MANCHESTER - Manchester United fans are confused, upset, depressed and angry about the American owners of the club yet, despite the 'green and gold campaign', the overwhelming feeling is one of impotency.
The campaign - in the colours of the Premier League club's forerunners Newton Heath - is certainly eye-catching.
It reached a new level when David Beckham donned a green and gold scarf as he left the pitch after United beat his visiting AC Milan team 4-0 in the Champions League on Wednesday.
Whether it will have any influence on the Glazer family, the Americans who have repeatedly said they have no intention of selling the English champions, appears highly unlikely.
Other tactics, such as a mass late arrival for matches and non-renewal of season tickets, are similar pea-shooter efforts against armour-plated owners who the fans claim have made season ticket prices so high that the waiting list has shrunk.
The result is that the followers of the best-supported club in England, and arguably the world, are left without much hope.
A drowning man will clutch at any straw but are the so-called 'Red Knights' the answer?
A loose affiliation of about 40 rich men with an interest in running United, but with probably as many varying views on how best to do so, appears a recipe for more confusion.
"If you've come here looking for answers, or expect me to tell you what to do, then I'm afraid you've come to the wrong place," read a long, sometimes emotional, editorial in the club's independent fanzine "Red News" this week.
Desperate to escape the Glazers but wary of jumping into bed with a new set of suited financiers, the 23-year-old magazine's editorial line was one of confused fear - "Who are these people, what are their plans, is it a pipe dream?
"What makes us so sure they would create this Utopian United many Reds seek and not exploit any desperation we have to get rid of the Glazers just to create an alternative ownership model that is not ideal, just not as bad?"
The letters page of Red News, local papers and the radio phone-ins are dominated by the subject of the Glazers, the debt and what, if anything, the ordinary fan can do.
"If I give up my season ticket, the most important thing in my life, and nothing changes I'd feel betrayed and devastated," wrote one fan.
"I've supported United for 40 years through thick and thin, why should I punish myself because of something these absent Americans have done?", wrote another.

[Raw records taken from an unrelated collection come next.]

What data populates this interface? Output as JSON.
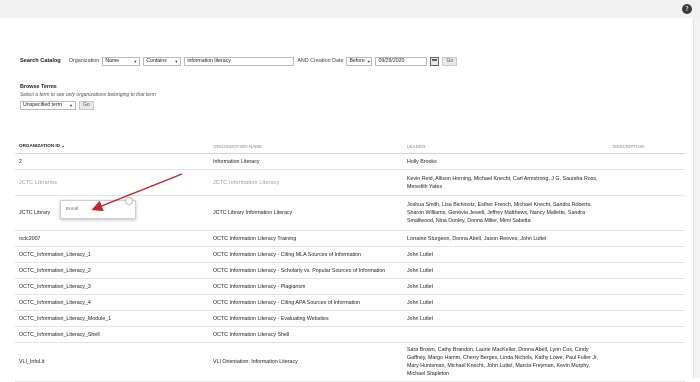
{
  "help_icon": "?",
  "search": {
    "title": "Search Catalog",
    "field_label": "Organization",
    "field_value": "Name",
    "operator_value": "Contains",
    "query_value": "information literacy",
    "date_label": "AND Creation Date",
    "date_operator": "Before",
    "date_value": "09/29/2020",
    "go_label": "Go"
  },
  "browse": {
    "title": "Browse Terms",
    "hint": "Select a term to see only organizations belonging to that term",
    "term_value": "Unspecified term",
    "go_label": "Go"
  },
  "table": {
    "headers": [
      "ORGANIZATION ID",
      "ORGANIZATION NAME",
      "LEADER",
      "DESCRIPTION"
    ],
    "sort_indicator": "⌄",
    "rows": [
      {
        "id": "2",
        "name": "Information Literacy",
        "leader": "Holly Brooks"
      },
      {
        "id": "JCTC Libraries",
        "name": "JCTC Information Literacy",
        "leader": "Kevin Reid, Allison Horning, Michael Knecht, Carl Armstrong, J G, Saundra Ross, Meredith Yates"
      },
      {
        "id": "JCTC Library",
        "name": "JCTC Library Information Literacy",
        "leader": "Joshua Smith, Lisa Bichinotz, Esther French, Michael Knecht, Sandra Roberts, Sharon Williams, Genevia Jewell, Jeffrey Matthews, Nancy Mallette, Sandra Smallwood, Nina Dooley, Donna Miller, Mimi Sabetta"
      },
      {
        "id": "octc2007",
        "name": "OCTC Information Literacy Training",
        "leader": "Lorraine Sturgeon, Donna Abell, Jason Reeves, John Luttel"
      },
      {
        "id": "OCTC_Information_Literacy_1",
        "name": "OCTC Information Literacy - Citing MLA Sources of Information",
        "leader": "John Luttel"
      },
      {
        "id": "OCTC_Information_Literacy_2",
        "name": "OCTC Information Literacy - Scholarly vs. Popular Sources of Information",
        "leader": "John Luttel"
      },
      {
        "id": "OCTC_Information_Literacy_3",
        "name": "OCTC Information Literacy - Plagiarism",
        "leader": "John Luttel"
      },
      {
        "id": "OCTC_Information_Literacy_4",
        "name": "OCTC Information Literacy - Citing APA Sources of Information",
        "leader": "John Luttel"
      },
      {
        "id": "OCTC_Information_Literacy_Module_1",
        "name": "OCTC Information Literacy - Evaluating Websites",
        "leader": "John Luttel"
      },
      {
        "id": "OCTC_Information_Literacy_Shell",
        "name": "OCTC Information Literacy Shell",
        "leader": ""
      },
      {
        "id": "VLI_InfoLit",
        "name": "VLI Orientation: Information Literacy",
        "leader": "Sara Brown, Cathy Brandon, Laurie MacKellar, Donna Abell, Lynn Cox, Cindy Gaffney, Margo Hamm, Cherry Berges, Linda Nichols, Kathy Lowe, Paul Fuller Jr, Mary Huntsman, Michael Knecht, John Luttel, Marcia Freyman, Kevin Murphy, Michael Stapleton"
      }
    ]
  },
  "popup": {
    "text": "Enroll"
  },
  "colors": {
    "arrow": "#c0282d",
    "topbar": "#f1f1f1"
  }
}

On the streets of Manchester, among United fans at least, the seemingly unanimous view is that nobody understands how one of the world's richest clubs can almost overnight become more than 700 million pounds in debt.
Even if the Glazers decided to sell the club a lot of fans are not quite sure who or what should replace them.
"The whole thing should never have been allowed to happen," said newspaper vendor and 'lifelong fan' Stan Rooney - no relation to the club's prolific striker Wayne.
"They're killing this club and nobody in the Premier League or the FA or UEFA cares."
It was not so long ago that United fans were queuing up to complain about their Plc owners, before the Glazer takeover.
Prior to that former chairman Martin Edwards was being criticised for the way he ran the club and his blocked attempt to sell it to Rupert Murdoch's Sky organisation.
For many non-United fans the uproar sounds rather hollow.
"United have been courting financiers for years," said Birmingham City fan Brian O'Leary. "They've set themselves up as the so-called 'world's richest club' and they think they have a divine right to the biggest slice of TV money.
"But I don't remember their fans showing too much concern when small clubs up and down the country were going into administration."comments